Currently the Martin House is an architectural photographer’s dream, of sorts, in that the buildings reside on a veritable carpet of green grass (except for the northwest garden behind the house) and the elms and maples that once screened the property along Jewett and Summit avenues are long gone. The setting would be more appropriate to Le Corbusier’s Villa Savoie. Plans are underway, however, to restore the landscape, a task made formidable because of a jumble of evidence: four or five original drawings that are not consistent, numerous historic photographs not all dated, fragments of the original plantings, and letters referencing the purchase of certain plants. Then there is Wright’s elegant re-imagining of the entire plan for the Wasmuth portfolio in Berlin in 1910. (above) The largest and most carefully detailed plan, executed by Walter Burley Griffin while Wright was in Japan early in 1905, features an overwrought “floral hemicycle” consisting of 20,000 plants that were to arc around the east porch of the main house. This plan may be the reason that Wright fired Griffin later in 1905. So there are many questions to resolve: Do the early photographs reflect portions Griffin’s plan?  Since Griffin subsequently won the competition to design Canberra, the new capitol of Australia, does his plan merit special attention? Should Wright’s Wasmuth version of the plan be given consideration? These questions will be answered by a team of experts working with  the understanding that the landscape is of the utmost importance to Wright’s unifying vision.

On another matter, Wright’s home for his son, David, in Phoenix, -- named by the architect, “How to Live in the Southwest,” (above) is at risk of demolition.  For an online version of the press release see: Or write  and express your dismay at the possibility of losing this important building.

Monday, August 6, 2012
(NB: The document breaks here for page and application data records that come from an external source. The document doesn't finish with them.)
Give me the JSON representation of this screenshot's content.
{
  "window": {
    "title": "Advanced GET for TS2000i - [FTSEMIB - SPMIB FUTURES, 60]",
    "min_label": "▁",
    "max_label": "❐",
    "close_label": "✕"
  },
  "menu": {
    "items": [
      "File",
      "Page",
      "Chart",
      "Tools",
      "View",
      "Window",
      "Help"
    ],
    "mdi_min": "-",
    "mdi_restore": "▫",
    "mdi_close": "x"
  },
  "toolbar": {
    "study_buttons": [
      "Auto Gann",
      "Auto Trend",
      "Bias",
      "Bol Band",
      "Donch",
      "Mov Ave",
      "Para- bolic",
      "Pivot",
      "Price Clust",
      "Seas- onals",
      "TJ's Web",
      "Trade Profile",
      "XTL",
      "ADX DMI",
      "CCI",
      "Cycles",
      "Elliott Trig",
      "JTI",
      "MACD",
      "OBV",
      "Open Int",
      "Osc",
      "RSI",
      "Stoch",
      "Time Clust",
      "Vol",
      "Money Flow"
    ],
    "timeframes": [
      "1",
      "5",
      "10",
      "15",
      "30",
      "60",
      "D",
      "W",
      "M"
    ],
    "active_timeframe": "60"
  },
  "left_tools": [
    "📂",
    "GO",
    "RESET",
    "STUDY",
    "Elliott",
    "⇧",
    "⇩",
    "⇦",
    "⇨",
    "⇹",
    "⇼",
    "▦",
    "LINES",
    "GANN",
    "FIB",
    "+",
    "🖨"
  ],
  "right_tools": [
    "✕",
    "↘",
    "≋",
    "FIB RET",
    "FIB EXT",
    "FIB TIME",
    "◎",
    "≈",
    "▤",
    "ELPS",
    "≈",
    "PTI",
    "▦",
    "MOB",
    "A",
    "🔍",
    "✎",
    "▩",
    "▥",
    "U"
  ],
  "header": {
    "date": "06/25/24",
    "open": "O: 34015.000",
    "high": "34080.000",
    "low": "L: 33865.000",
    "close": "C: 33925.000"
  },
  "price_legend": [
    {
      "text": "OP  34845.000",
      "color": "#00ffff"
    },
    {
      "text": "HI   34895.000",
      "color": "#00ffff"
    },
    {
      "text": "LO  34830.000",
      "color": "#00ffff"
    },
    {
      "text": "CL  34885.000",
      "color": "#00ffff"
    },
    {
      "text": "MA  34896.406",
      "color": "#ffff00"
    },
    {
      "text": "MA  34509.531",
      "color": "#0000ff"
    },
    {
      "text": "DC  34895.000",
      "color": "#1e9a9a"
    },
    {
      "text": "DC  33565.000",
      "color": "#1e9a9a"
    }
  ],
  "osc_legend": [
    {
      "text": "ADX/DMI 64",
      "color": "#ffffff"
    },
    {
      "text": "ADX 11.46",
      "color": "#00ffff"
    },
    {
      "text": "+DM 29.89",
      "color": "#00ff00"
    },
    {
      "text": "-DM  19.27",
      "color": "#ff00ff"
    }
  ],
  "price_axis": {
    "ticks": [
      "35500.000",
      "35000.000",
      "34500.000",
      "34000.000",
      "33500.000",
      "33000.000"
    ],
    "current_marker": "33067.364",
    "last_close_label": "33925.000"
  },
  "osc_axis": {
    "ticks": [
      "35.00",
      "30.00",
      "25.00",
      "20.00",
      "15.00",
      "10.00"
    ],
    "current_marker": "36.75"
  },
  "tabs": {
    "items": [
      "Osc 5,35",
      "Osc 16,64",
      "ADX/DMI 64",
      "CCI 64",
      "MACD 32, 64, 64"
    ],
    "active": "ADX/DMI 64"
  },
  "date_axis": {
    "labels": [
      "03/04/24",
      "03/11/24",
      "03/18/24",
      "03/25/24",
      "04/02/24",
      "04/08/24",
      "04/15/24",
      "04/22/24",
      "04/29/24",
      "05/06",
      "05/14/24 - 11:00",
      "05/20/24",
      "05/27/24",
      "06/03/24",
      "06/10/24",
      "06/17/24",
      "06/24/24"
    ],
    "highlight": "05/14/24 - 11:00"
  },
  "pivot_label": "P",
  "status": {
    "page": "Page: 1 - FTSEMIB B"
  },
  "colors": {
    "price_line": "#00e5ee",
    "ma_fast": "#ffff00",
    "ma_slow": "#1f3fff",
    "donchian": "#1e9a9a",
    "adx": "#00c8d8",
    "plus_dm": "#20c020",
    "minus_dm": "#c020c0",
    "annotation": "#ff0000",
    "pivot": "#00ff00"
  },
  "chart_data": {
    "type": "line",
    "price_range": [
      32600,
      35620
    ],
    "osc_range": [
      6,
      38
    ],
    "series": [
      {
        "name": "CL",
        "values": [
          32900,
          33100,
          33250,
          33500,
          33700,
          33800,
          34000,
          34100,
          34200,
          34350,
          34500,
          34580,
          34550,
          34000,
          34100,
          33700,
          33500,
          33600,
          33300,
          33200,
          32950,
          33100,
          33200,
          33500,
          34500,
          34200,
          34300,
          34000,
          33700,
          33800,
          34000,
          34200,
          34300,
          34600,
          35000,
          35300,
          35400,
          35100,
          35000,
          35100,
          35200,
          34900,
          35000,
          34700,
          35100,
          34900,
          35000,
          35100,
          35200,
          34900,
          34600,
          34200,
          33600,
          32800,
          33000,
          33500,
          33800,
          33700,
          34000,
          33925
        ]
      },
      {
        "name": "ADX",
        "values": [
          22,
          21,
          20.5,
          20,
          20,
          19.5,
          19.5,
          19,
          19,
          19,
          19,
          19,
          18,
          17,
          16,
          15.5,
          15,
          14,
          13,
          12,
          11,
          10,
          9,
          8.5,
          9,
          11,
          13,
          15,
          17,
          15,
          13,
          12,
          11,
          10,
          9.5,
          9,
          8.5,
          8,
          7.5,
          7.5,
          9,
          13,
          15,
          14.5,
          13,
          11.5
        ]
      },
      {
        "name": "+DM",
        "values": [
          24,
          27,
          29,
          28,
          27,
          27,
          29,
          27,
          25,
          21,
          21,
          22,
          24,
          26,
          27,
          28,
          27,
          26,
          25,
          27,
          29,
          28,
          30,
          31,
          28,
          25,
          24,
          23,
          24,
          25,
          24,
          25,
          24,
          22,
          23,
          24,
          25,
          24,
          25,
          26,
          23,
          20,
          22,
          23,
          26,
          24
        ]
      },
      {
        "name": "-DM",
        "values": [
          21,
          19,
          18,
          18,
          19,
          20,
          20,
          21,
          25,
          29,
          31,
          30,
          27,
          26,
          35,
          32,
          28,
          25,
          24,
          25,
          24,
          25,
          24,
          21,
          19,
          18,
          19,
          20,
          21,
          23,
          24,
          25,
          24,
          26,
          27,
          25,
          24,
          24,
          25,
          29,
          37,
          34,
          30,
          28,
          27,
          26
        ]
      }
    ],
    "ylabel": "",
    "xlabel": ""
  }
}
In November 2011 David Patterson, a musicologist from Oak Park, Illinois, gave a wonderful keyboard accompanied presentation on the influence of classical music on Frank Lloyd Wright’s architecture in the Greatbatch Pavilion of the Darwin D. Martin House.  Wright makes it clear in his autobiography that an appreciation of music was the one great gift he received from his father, but it is a fleeting acknowledgment and the weight of significance in Wright’s formation, according to Wright, falls largely to his mother.
Nevertheless, Wright’s architecture is redolent with musicality and this is nowhere more evident than at Taliesin and Taliesin West where music was an essential part of daily life in the fellowship years (and it continues today in the Frank Lloyd Wright School of Architecture) and in Wisconsin Wright was known to broadcast Beethoven across the valley for the edification of local farmers. It appears that William Cary Wright’s impact on his son, once a mere footnote in history, is about to blossom into tangibility and significance: Through years of research David Patterson has located more than twenty pieces of music composed by Wright’s father and is seeking funding through the Kickstarter program to create the first ever recording of the music of William C. Wright.  If he succeeds we can all hear what Wrightheard his father creating during his childhood and historians and critics of music will be able to determine the quality of the work. If you are interested in helping David succeed